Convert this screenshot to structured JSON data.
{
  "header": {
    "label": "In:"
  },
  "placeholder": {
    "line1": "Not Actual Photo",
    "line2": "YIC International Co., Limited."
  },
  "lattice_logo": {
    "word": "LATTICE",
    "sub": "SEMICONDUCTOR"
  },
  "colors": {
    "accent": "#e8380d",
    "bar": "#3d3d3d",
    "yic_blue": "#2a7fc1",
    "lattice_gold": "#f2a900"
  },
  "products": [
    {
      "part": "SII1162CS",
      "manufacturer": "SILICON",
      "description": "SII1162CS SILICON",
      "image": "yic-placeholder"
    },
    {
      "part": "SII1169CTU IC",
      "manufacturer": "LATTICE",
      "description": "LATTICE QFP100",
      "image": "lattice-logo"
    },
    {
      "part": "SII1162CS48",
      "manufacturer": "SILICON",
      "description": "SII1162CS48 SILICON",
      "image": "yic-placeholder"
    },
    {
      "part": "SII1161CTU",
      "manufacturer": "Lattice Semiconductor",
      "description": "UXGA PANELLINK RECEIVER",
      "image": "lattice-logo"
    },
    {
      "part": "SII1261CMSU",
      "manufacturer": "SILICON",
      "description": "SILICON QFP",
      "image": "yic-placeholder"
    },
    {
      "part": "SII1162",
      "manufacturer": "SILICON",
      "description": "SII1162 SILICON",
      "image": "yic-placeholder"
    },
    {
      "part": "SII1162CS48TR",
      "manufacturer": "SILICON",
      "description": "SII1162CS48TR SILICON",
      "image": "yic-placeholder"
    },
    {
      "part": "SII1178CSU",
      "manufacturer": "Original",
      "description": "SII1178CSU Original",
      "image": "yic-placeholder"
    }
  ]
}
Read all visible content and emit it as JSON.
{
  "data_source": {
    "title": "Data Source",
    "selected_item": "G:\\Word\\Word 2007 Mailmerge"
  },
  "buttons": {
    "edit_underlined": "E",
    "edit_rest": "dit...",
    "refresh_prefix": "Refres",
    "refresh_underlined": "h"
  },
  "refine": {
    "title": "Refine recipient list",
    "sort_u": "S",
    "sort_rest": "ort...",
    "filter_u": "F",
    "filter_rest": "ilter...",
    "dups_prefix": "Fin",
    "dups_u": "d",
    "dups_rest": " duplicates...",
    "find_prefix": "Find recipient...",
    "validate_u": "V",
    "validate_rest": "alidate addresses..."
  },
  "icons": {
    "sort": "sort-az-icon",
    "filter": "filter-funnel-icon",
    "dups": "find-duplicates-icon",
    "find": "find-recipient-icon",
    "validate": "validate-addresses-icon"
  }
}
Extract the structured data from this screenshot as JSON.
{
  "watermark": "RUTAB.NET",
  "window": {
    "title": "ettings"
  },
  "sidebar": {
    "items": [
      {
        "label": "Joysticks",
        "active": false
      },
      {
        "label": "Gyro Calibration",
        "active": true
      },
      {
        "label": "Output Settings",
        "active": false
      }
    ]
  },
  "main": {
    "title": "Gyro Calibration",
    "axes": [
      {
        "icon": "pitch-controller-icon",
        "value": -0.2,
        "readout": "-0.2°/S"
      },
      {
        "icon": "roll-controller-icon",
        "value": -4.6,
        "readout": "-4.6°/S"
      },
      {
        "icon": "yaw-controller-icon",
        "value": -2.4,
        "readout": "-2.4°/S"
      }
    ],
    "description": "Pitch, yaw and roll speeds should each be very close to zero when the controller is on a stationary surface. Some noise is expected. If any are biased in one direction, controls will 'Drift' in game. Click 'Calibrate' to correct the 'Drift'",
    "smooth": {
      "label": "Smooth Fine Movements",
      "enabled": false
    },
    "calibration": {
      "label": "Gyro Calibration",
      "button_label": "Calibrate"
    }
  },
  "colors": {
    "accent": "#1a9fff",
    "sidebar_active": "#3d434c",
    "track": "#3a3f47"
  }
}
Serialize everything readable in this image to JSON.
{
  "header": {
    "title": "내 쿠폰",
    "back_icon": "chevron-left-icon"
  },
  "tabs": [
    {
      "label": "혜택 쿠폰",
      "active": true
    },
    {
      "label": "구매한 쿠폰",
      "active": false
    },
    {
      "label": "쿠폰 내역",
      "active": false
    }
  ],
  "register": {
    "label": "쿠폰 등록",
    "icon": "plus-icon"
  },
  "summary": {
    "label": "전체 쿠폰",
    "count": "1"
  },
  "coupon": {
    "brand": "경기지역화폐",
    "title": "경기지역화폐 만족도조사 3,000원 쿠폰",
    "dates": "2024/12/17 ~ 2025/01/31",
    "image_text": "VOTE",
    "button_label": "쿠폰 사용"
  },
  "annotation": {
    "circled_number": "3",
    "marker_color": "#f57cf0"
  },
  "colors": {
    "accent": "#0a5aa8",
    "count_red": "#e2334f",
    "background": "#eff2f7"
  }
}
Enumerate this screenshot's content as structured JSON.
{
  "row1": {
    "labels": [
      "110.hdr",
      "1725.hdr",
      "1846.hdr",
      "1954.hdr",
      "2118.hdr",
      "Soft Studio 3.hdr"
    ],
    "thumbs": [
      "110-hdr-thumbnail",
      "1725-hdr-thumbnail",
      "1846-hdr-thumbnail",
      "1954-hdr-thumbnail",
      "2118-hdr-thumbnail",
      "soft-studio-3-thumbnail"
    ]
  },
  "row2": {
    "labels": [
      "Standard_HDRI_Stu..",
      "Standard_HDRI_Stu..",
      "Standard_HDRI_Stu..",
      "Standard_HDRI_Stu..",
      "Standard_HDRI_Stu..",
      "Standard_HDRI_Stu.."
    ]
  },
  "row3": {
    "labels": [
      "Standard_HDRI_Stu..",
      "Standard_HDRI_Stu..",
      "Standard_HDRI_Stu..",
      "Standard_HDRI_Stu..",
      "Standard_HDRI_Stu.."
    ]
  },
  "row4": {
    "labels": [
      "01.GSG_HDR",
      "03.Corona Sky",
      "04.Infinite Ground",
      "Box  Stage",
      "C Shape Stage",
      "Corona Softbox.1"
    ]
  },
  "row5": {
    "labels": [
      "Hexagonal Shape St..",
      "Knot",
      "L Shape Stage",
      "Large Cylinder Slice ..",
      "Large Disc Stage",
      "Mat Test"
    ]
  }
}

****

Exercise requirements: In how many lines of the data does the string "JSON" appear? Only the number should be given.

Expected answer: 5